RECORD EXTRACTS:

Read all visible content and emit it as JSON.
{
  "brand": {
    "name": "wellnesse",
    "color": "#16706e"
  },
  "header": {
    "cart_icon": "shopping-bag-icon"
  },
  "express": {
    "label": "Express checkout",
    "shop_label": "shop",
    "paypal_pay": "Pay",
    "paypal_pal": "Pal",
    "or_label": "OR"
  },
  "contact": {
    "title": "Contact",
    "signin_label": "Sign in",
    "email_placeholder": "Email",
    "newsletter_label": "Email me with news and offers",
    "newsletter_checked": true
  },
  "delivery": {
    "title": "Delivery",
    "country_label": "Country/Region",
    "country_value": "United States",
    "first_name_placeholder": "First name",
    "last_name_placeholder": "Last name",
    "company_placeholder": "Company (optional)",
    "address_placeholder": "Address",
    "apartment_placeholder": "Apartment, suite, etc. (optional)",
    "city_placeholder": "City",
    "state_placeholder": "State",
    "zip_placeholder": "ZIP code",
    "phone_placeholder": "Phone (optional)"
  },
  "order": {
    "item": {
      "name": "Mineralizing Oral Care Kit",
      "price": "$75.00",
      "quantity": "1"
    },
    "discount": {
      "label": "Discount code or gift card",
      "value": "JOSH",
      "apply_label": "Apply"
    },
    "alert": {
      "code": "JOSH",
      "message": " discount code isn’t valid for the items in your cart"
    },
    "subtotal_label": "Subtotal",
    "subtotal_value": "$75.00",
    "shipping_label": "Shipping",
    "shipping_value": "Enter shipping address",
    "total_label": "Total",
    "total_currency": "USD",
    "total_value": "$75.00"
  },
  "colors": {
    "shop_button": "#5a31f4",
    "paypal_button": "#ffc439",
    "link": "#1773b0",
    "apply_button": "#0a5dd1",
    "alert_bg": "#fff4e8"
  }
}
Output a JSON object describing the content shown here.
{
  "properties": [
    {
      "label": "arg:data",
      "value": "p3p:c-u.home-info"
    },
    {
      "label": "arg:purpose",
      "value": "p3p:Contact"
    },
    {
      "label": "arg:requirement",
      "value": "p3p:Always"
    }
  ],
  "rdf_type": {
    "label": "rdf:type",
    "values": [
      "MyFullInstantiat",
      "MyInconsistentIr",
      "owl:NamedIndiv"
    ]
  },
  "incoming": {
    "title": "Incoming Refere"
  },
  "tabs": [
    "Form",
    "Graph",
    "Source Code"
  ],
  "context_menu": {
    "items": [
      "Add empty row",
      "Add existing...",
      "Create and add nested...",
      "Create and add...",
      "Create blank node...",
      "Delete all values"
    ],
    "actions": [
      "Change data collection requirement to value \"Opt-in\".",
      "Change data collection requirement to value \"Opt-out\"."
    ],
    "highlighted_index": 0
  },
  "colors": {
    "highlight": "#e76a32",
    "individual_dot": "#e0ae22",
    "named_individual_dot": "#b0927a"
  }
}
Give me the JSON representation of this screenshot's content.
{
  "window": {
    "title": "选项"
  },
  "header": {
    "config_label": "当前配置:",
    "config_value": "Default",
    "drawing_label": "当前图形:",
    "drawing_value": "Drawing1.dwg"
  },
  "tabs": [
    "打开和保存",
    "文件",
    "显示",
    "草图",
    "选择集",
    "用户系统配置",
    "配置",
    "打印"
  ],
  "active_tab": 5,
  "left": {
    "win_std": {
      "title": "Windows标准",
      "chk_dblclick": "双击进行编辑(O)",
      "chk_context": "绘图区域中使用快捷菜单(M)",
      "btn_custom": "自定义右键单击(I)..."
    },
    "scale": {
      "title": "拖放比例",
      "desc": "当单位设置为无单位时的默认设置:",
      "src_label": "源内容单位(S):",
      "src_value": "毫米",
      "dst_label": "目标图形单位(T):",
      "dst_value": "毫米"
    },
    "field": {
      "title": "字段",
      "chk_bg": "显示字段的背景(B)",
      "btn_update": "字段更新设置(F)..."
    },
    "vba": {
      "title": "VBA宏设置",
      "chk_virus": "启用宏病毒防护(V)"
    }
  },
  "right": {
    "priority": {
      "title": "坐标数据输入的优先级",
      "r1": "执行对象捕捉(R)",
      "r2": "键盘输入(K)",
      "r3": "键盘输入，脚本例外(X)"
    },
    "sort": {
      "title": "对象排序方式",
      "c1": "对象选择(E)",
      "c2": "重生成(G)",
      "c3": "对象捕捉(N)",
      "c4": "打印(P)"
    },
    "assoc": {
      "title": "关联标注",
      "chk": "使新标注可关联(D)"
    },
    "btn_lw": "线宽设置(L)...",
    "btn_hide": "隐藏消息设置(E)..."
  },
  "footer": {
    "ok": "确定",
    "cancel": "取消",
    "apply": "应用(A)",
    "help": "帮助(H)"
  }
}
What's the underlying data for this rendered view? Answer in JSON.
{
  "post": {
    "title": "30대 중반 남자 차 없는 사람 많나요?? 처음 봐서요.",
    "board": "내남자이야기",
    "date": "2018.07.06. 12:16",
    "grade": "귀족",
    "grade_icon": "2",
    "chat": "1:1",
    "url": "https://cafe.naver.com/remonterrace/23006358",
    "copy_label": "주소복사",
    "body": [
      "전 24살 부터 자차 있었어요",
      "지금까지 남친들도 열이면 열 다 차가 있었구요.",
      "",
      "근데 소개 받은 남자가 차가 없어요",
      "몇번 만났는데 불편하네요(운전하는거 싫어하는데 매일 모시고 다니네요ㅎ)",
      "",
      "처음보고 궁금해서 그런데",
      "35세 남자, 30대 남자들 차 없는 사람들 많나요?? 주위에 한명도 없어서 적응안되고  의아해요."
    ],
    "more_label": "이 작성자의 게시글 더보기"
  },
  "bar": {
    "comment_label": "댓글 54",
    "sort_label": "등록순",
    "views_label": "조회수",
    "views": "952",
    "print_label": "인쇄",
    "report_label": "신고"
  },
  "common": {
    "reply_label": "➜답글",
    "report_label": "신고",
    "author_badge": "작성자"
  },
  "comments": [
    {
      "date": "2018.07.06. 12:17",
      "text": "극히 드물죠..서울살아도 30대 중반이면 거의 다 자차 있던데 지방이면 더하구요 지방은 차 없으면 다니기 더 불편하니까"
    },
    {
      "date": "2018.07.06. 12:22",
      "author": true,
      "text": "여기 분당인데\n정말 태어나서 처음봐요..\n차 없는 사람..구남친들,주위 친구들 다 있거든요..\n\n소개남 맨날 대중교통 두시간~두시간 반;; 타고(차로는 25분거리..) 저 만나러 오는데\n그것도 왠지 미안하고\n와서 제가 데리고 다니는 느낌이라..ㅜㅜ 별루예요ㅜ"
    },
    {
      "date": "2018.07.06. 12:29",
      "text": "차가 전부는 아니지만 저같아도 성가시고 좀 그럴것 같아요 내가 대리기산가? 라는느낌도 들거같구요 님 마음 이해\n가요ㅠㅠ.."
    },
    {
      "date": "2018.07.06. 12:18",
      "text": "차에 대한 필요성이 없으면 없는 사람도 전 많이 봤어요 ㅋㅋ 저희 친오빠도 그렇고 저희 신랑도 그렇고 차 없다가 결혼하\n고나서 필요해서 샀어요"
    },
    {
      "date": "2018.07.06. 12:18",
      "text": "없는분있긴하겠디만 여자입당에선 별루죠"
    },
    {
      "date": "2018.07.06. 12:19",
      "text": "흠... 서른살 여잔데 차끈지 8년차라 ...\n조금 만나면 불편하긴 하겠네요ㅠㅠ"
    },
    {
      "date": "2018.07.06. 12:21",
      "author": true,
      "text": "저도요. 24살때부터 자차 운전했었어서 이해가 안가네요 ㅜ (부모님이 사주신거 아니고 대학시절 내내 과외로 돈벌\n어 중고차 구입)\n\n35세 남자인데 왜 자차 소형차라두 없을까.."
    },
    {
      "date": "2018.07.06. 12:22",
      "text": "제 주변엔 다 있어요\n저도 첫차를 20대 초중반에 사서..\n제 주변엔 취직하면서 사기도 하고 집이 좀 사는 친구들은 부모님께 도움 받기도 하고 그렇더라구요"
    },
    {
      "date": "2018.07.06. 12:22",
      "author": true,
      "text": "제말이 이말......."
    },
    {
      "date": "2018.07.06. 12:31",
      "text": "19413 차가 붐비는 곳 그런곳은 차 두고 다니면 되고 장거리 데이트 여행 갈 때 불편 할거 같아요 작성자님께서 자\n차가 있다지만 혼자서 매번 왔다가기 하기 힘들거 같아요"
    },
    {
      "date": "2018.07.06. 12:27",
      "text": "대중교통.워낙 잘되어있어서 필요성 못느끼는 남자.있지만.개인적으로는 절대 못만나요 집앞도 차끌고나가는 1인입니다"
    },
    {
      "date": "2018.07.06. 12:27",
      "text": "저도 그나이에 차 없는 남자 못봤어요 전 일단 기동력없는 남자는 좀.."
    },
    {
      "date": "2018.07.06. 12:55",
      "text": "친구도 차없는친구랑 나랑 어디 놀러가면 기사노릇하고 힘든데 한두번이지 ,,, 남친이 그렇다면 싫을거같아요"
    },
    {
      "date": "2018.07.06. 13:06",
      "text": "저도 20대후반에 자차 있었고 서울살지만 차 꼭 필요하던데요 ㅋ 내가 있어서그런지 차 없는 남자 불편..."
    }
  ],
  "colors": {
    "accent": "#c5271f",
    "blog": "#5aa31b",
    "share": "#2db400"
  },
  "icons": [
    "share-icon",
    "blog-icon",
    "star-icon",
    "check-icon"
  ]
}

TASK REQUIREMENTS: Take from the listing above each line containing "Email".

ANSWER FOR THE TASK:
    "email_placeholder": "Email",
    "newsletter_label": "Email me with news and offers",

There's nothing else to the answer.